I started this project with the intentions of finishing 1000 cranes by the next winter. It has been about 10 months since I started, which at this point it really feels more like a lifetime ago.

Today I have over 500. I am over now half way! YES!!!

In order to celebrate I decided to shoot this portrait, which is inspired by Magritte's "Son of Man." The idea came to me, when I received some great feedback about another Magritte inspired portrait I did, which can be found here on my other photo blog.

I also have a stockpile of unique cranes that for one reason or another, such as laziness, are left still undocumented. I will be releasing them in the coming weeks, so be on the lookout!

Note: Special thanks to my good friend Billy the Kim Strong Ill for assisting me out on this shoot!! Wouldn't have been possible without you homie.



I've heard back from all of the grad schools I applied to now. The score is:

Grad Schools 5 - Johnny 0

This was made from one of my rejection letters.


Current Count: 131

These are all of the cranes I have prepared for my sacrifice so far. Current count: 131.



Senzaburu is the Japanese tradition of folding 1000 origami cranes in exchange for a wish. Upon completion of the folding process the cranes are left outside and exposed to the whether. As the cranes begin to die so to speak the wish is then carried up to heaven. I have begun to make my 1000 cranes, and one things has become abundantly clear to me. For a single person to sit there and fold 1000 cranes by hand is a crazy amount of work. The process requires patience and resolve with the ultimate destruction of the object to top it all off. In short, someone must have a pretty big/important wish in order to be crazy enough to want to do this.

I have one wish, and it is for wisdom and strength. The wisdom and strength I will need in order to survive in our chaotic world.

I had originally started making these cranes with plane white printer paper, mostly because I figured that having 1000 of anything that's uniform would be beautiful to photograph. But I soon got really bored with the idea and have started making unique cranes.

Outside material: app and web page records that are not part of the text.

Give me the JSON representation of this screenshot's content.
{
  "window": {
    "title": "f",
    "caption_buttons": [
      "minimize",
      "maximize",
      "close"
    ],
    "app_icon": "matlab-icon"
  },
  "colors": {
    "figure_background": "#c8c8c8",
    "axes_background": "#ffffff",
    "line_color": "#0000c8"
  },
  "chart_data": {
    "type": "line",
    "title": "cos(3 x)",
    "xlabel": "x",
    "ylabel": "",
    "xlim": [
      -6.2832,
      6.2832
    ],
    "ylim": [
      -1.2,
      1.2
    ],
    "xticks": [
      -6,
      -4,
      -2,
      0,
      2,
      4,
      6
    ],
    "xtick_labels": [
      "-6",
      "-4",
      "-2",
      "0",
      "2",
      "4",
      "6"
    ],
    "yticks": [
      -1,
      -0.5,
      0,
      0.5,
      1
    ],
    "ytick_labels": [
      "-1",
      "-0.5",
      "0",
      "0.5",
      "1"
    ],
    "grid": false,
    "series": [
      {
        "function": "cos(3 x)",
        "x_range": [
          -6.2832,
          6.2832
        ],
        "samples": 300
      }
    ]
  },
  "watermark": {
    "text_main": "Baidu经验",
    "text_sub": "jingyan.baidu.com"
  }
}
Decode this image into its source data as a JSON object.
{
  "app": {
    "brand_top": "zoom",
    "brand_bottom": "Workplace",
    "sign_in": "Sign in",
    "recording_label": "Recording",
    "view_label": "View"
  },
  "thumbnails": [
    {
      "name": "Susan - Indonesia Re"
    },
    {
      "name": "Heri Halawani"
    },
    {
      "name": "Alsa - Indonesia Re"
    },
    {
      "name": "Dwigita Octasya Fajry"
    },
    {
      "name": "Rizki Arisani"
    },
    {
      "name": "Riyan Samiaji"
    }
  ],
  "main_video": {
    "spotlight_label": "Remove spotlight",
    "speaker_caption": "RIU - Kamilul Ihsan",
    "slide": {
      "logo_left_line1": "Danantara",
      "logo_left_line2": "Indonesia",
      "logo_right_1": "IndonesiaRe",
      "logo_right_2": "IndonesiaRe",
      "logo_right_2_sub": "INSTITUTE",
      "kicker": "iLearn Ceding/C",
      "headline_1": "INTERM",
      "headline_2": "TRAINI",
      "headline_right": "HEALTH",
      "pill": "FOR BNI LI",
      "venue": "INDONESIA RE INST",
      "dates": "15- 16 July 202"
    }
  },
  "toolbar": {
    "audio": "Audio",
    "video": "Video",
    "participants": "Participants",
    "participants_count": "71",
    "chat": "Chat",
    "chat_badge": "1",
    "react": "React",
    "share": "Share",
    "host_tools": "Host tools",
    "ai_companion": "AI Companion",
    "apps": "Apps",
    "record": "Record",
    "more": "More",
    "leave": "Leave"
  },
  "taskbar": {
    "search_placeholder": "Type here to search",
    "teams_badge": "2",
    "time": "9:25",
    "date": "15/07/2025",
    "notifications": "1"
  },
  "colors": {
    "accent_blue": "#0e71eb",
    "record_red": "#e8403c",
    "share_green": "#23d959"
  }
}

The result is what I call "Designer Origami." This blog will be a visual journal documenting my designs, and my thoughts on the process.